**RECORDS SUPPLIED**
- - - - -

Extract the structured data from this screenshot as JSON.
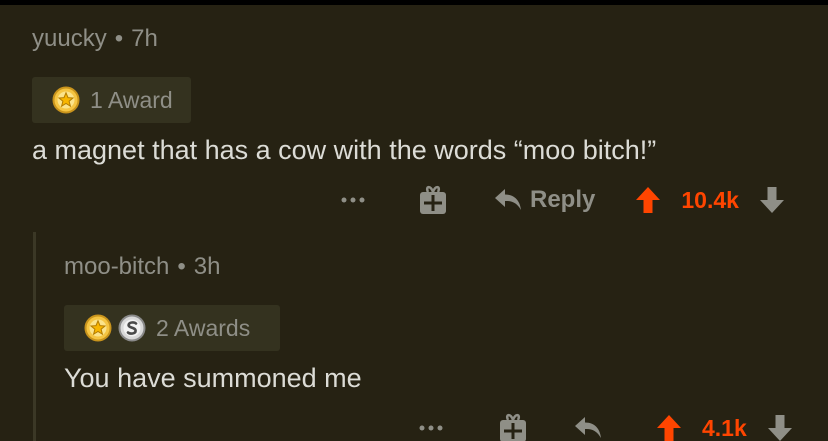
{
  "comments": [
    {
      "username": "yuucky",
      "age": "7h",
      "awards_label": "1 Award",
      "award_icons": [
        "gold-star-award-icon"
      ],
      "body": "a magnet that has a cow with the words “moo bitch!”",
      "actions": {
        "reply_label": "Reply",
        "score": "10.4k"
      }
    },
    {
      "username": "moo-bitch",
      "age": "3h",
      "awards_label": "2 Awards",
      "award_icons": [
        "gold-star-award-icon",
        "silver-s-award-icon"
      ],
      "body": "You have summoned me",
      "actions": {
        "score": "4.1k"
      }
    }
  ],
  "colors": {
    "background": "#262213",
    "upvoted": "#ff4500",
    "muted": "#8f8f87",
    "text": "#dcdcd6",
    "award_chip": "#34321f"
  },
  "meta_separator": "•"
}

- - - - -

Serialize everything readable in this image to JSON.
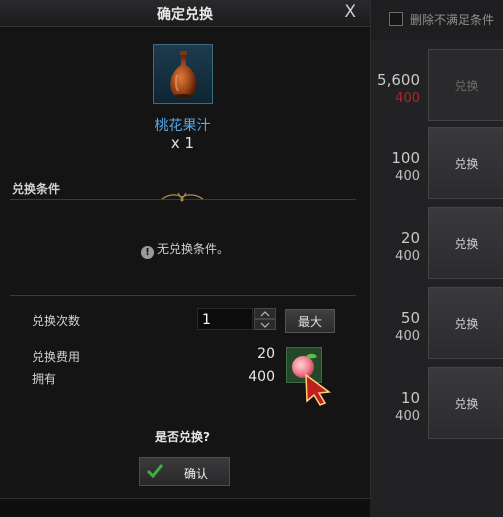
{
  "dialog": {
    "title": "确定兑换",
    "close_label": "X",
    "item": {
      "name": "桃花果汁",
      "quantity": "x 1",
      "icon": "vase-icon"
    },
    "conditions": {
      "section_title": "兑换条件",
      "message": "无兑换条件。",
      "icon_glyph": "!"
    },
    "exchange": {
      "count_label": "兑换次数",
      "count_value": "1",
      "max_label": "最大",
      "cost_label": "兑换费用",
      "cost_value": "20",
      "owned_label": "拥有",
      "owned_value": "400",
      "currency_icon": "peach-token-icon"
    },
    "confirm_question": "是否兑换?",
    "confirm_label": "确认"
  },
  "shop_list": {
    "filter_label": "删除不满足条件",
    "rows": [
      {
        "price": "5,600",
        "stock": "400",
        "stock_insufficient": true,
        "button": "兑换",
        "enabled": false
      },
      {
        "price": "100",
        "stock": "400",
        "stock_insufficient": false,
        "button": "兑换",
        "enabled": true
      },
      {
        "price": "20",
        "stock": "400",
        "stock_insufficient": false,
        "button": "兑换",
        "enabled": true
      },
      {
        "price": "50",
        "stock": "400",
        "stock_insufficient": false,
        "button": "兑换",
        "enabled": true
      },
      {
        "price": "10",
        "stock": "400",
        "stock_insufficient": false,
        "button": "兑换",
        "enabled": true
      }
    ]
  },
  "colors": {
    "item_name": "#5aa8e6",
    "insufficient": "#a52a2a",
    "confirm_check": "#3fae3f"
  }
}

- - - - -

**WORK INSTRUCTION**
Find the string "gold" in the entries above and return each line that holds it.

**WRITTEN RESPONSE**
        "gold-star-award-icon"
        "gold-star-award-icon",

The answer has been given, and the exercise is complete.